§ Work to be completed
Repeat every record below exactly as it appears.

§ Records shown
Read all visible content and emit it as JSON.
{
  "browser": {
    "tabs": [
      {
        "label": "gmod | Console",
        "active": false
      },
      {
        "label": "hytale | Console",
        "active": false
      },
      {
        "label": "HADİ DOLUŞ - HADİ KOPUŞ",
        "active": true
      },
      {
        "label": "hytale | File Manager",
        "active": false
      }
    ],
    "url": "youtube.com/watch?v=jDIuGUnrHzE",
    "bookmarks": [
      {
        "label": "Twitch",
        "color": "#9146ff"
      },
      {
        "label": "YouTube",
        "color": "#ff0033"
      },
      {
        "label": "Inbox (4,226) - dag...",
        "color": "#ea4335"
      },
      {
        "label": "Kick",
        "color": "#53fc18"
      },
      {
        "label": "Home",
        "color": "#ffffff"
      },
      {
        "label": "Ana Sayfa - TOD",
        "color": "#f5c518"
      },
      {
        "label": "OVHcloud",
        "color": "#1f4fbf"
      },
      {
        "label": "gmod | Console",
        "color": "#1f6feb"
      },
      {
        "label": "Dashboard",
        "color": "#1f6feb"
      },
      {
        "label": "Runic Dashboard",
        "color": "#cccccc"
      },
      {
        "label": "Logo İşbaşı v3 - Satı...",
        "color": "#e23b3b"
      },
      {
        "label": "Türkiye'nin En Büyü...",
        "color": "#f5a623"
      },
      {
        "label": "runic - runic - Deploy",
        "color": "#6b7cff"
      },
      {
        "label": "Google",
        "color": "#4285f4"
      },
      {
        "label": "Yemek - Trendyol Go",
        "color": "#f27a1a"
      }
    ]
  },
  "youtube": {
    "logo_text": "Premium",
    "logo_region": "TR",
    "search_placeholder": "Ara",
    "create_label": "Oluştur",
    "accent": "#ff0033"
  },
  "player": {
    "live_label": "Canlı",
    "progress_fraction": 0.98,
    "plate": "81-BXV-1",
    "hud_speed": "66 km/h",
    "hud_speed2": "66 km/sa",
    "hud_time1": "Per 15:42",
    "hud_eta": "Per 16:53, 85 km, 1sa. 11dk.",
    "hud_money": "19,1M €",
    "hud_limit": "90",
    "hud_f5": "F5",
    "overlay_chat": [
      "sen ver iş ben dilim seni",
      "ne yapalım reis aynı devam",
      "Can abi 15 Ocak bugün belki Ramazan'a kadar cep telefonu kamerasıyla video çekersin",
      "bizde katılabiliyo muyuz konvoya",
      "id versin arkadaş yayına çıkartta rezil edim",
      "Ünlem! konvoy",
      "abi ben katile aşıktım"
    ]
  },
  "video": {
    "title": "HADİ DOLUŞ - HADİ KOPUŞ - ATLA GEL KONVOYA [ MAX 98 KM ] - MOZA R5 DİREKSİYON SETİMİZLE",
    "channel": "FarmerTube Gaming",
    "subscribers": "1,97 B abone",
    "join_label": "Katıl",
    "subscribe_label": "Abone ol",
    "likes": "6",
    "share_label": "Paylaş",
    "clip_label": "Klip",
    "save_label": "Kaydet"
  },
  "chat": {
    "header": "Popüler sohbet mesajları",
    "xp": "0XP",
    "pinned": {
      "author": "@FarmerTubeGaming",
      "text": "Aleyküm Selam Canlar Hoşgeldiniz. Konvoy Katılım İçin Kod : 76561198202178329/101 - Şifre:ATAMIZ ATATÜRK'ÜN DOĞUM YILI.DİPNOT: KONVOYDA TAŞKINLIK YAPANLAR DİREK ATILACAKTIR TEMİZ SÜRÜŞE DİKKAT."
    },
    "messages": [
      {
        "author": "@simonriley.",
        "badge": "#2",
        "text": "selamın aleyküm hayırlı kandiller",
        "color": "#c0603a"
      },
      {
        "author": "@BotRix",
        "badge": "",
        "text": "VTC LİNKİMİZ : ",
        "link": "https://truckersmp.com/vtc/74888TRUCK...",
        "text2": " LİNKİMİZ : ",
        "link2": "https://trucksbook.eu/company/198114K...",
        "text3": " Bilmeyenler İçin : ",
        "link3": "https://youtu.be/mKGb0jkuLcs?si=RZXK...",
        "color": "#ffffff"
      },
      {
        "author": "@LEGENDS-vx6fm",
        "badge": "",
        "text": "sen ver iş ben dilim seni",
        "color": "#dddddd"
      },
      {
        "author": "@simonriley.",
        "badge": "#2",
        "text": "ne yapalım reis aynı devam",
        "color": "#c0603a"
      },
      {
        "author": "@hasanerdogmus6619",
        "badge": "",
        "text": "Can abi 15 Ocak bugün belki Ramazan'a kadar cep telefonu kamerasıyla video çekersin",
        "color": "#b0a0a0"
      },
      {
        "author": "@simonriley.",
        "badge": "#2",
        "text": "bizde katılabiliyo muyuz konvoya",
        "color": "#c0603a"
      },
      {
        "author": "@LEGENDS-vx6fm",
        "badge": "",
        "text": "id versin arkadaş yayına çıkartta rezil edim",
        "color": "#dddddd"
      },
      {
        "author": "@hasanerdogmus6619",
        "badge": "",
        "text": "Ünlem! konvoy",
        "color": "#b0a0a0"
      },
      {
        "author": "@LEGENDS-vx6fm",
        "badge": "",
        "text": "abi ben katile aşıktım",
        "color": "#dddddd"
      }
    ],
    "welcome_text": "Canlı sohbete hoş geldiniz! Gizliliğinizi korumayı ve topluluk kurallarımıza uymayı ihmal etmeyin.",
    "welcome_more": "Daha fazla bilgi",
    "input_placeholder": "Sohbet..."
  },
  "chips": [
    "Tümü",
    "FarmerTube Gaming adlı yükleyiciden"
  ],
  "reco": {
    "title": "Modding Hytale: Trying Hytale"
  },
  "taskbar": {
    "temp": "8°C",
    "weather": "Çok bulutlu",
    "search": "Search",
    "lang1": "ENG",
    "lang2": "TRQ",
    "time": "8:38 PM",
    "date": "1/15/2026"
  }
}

§ Result
Read all visible content and emit it as JSON.
{
  "browser": {
    "tabs": [
      {
        "label": "gmod | Console",
        "active": false
      },
      {
        "label": "hytale | Console",
        "active": false
      },
      {
        "label": "HADİ DOLUŞ - HADİ KOPUŞ",
        "active": true
      },
      {
        "label": "hytale | File Manager",
        "active": false
      }
    ],
    "url": "youtube.com/watch?v=jDIuGUnrHzE",
    "bookmarks": [
      {
        "label": "Twitch",
        "color": "#9146ff"
      },
      {
        "label": "YouTube",
        "color": "#ff0033"
      },
      {
        "label": "Inbox (4,226) - dag...",
        "color": "#ea4335"
      },
      {
        "label": "Kick",
        "color": "#53fc18"
      },
      {
        "label": "Home",
        "color": "#ffffff"
      },
      {
        "label": "Ana Sayfa - TOD",
        "color": "#f5c518"
      },
      {
        "label": "OVHcloud",
        "color": "#1f4fbf"
      },
      {
        "label": "gmod | Console",
        "color": "#1f6feb"
      },
      {
        "label": "Dashboard",
        "color": "#1f6feb"
      },
      {
        "label": "Runic Dashboard",
        "color": "#cccccc"
      },
      {
        "label": "Logo İşbaşı v3 - Satı...",
        "color": "#e23b3b"
      },
      {
        "label": "Türkiye'nin En Büyü...",
        "color": "#f5a623"
      },
      {
        "label": "runic - runic - Deploy",
        "color": "#6b7cff"
      },
      {
        "label": "Google",
        "color": "#4285f4"
      },
      {
        "label": "Yemek - Trendyol Go",
        "color": "#f27a1a"
      }
    ]
  },
  "youtube": {
    "logo_text": "Premium",
    "logo_region": "TR",
    "search_placeholder": "Ara",
    "create_label": "Oluştur",
    "accent": "#ff0033"
  },
  "player": {
    "live_label": "Canlı",
    "progress_fraction": 0.98,
    "plate": "81-BXV-1",
    "hud_speed": "66 km/h",
    "hud_speed2": "66 km/sa",
    "hud_time1": "Per 15:42",
    "hud_eta": "Per 16:53, 85 km, 1sa. 11dk.",
    "hud_money": "19,1M €",
    "hud_limit": "90",
    "hud_f5": "F5",
    "overlay_chat": [
      "sen ver iş ben dilim seni",
      "ne yapalım reis aynı devam",
      "Can abi 15 Ocak bugün belki Ramazan'a kadar cep telefonu kamerasıyla video çekersin",
      "bizde katılabiliyo muyuz konvoya",
      "id versin arkadaş yayına çıkartta rezil edim",
      "Ünlem! konvoy",
      "abi ben katile aşıktım"
    ]
  },
  "video": {
    "title": "HADİ DOLUŞ - HADİ KOPUŞ - ATLA GEL KONVOYA [ MAX 98 KM ] - MOZA R5 DİREKSİYON SETİMİZLE",
    "channel": "FarmerTube Gaming",
    "subscribers": "1,97 B abone",
    "join_label": "Katıl",
    "subscribe_label": "Abone ol",
    "likes": "6",
    "share_label": "Paylaş",
    "clip_label": "Klip",
    "save_label": "Kaydet"
  },
  "chat": {
    "header": "Popüler sohbet mesajları",
    "xp": "0XP",
    "pinned": {
      "author": "@FarmerTubeGaming",
      "text": "Aleyküm Selam Canlar Hoşgeldiniz. Konvoy Katılım İçin Kod : 76561198202178329/101 - Şifre:ATAMIZ ATATÜRK'ÜN DOĞUM YILI.DİPNOT: KONVOYDA TAŞKINLIK YAPANLAR DİREK ATILACAKTIR TEMİZ SÜRÜŞE DİKKAT."
    },
    "messages": [
      {
        "author": "@simonriley.",
        "badge": "#2",
        "text": "selamın aleyküm hayırlı kandiller",
        "color": "#c0603a"
      },
      {
        "author": "@BotRix",
        "badge": "",
        "text": "VTC LİNKİMİZ : ",
        "link": "https://truckersmp.com/vtc/74888TRUCK...",
        "text2": " LİNKİMİZ : ",
        "link2": "https://trucksbook.eu/company/198114K...",
        "text3": " Bilmeyenler İçin : ",
        "link3": "https://youtu.be/mKGb0jkuLcs?si=RZXK...",
        "color": "#ffffff"
      },
      {
        "author": "@LEGENDS-vx6fm",
        "badge": "",
        "text": "sen ver iş ben dilim seni",
        "color": "#dddddd"
      },
      {
        "author": "@simonriley.",
        "badge": "#2",
        "text": "ne yapalım reis aynı devam",
        "color": "#c0603a"
      },
      {
        "author": "@hasanerdogmus6619",
        "badge": "",
        "text": "Can abi 15 Ocak bugün belki Ramazan'a kadar cep telefonu kamerasıyla video çekersin",
        "color": "#b0a0a0"
      },
      {
        "author": "@simonriley.",
        "badge": "#2",
        "text": "bizde katılabiliyo muyuz konvoya",
        "color": "#c0603a"
      },
      {
        "author": "@LEGENDS-vx6fm",
        "badge": "",
        "text": "id versin arkadaş yayına çıkartta rezil edim",
        "color": "#dddddd"
      },
      {
        "author": "@hasanerdogmus6619",
        "badge": "",
        "text": "Ünlem! konvoy",
        "color": "#b0a0a0"
      },
      {
        "author": "@LEGENDS-vx6fm",
        "badge": "",
        "text": "abi ben katile aşıktım",
        "color": "#dddddd"
      }
    ],
    "welcome_text": "Canlı sohbete hoş geldiniz! Gizliliğinizi korumayı ve topluluk kurallarımıza uymayı ihmal etmeyin.",
    "welcome_more": "Daha fazla bilgi",
    "input_placeholder": "Sohbet..."
  },
  "chips": [
    "Tümü",
    "FarmerTube Gaming adlı yükleyiciden"
  ],
  "reco": {
    "title": "Modding Hytale: Trying Hytale"
  },
  "taskbar": {
    "temp": "8°C",
    "weather": "Çok bulutlu",
    "search": "Search",
    "lang1": "ENG",
    "lang2": "TRQ",
    "time": "8:38 PM",
    "date": "1/15/2026"
  }
}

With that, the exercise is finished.